I have no profound prescription, save that as in any age of human history when men fail both God and man, the response is never to flee from the garden of agony and betrayal (cf Mark 14:50-52), but to “Stay awake and pray that you may not come into the time of trial; the spirit indeed is willing, but the flesh is weak” (Matt. 26:41). Or succumb ourselves to the time of trial.
Swiss theologian Fr. Hans Urs von Balthasar once said, “The reason why I remain in the Church is certainly not that I have succeeded in seeing that the Church corresponds a) to my expectations, or b) to God’s expectations … despite the high degree of idiocy we have displayed, the Church has miraculousy managed to survive.” Then he says,
I remain in the Church because she is the Church of the saints … [who] do battle with the mediocrity of Christ’s Church not by protesting but by enkindling and encouraging the better. The Church causes them pain, but they do not become embittered and stand aside to sulk. They form no dissident groups but cast their fire into the midst.
Yes, the response must continue to be a searching, honest, radical institutional reform. That never ends in the Field Hospital. But in the first and last instance our response, born of faith, must be to surrender in absolute trust to the paschal mystery of the God who was betrayed in Christ. By us, with us, for us. The God who saved a wretch like me by rising with Wounds crying not for revenge, but for the severe justice of mercy.
How much I must criticize you, my church, and yet how much I love you! You have made me suffer more than anyone, and yet I owe more to you than to anyone. I should like to see you destroyed, and yet I need your presence. You have given me much scandal, and yet you alone have made me understand holiness.

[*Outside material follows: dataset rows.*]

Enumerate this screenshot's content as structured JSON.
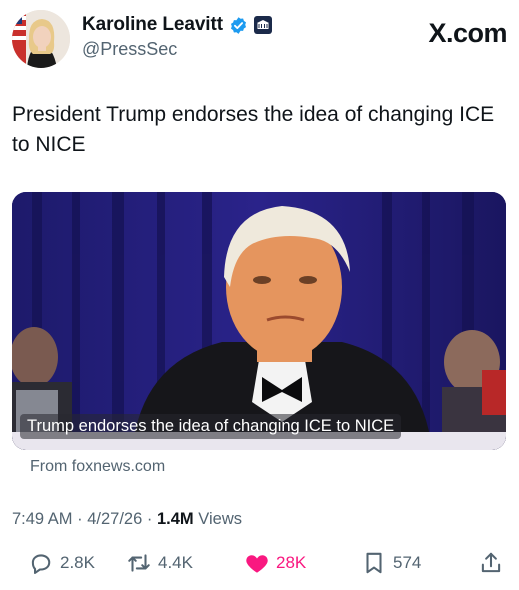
{
  "author": {
    "display_name": "Karoline Leavitt",
    "handle": "@PressSec",
    "verified": true,
    "affiliation_badge": "white-house-seal-icon"
  },
  "site_mark": "X.com",
  "tweet": {
    "text": "President Trump endorses the idea of changing ICE to NICE"
  },
  "card": {
    "caption": "Trump endorses the idea of changing ICE to NICE",
    "source": "From foxnews.com"
  },
  "meta": {
    "time": "7:49 AM",
    "date": "4/27/26",
    "views_count": "1.4M",
    "views_label": "Views",
    "separator": "·"
  },
  "actions": {
    "replies": "2.8K",
    "reposts": "4.4K",
    "likes": "28K",
    "bookmarks": "574"
  },
  "colors": {
    "text": "#0f1419",
    "secondary": "#536471",
    "like": "#f91880",
    "verified": "#1d9bf0"
  }
}
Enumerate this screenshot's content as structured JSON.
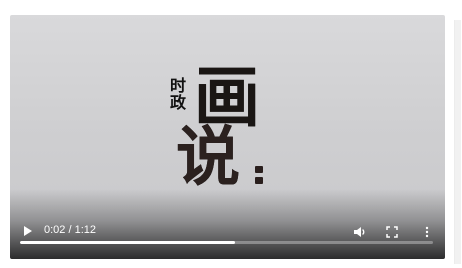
{
  "video": {
    "poster_text": {
      "small_line_1": "时",
      "small_line_2": "政",
      "large_line_1": "画",
      "large_line_2": "说"
    },
    "time_display": "0:02 / 1:12",
    "progress": 0.52
  },
  "icons": {
    "play": "play-icon",
    "volume": "volume-icon",
    "fullscreen": "fullscreen-icon",
    "more": "more-vertical-icon"
  }
}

Never in this world have I seen anything more compromised, more false, yet never have I touched anything more pure, more generous or more beautiful. Countless times, I have felt like slamming the door of my soul in your face–and yet, every night, I have prayed that I might die in your sure arms! No, I cannot be free of you, for I am one with you, even if not completely you.
Then too–where would I go? To build another church? But I could not build one without the same defects, for they are my defects. And again, if I were to build another church, it would be my church, not Christ’s church. No, I am old enough. I know better. – the late Carlo Carretto, Italian theologian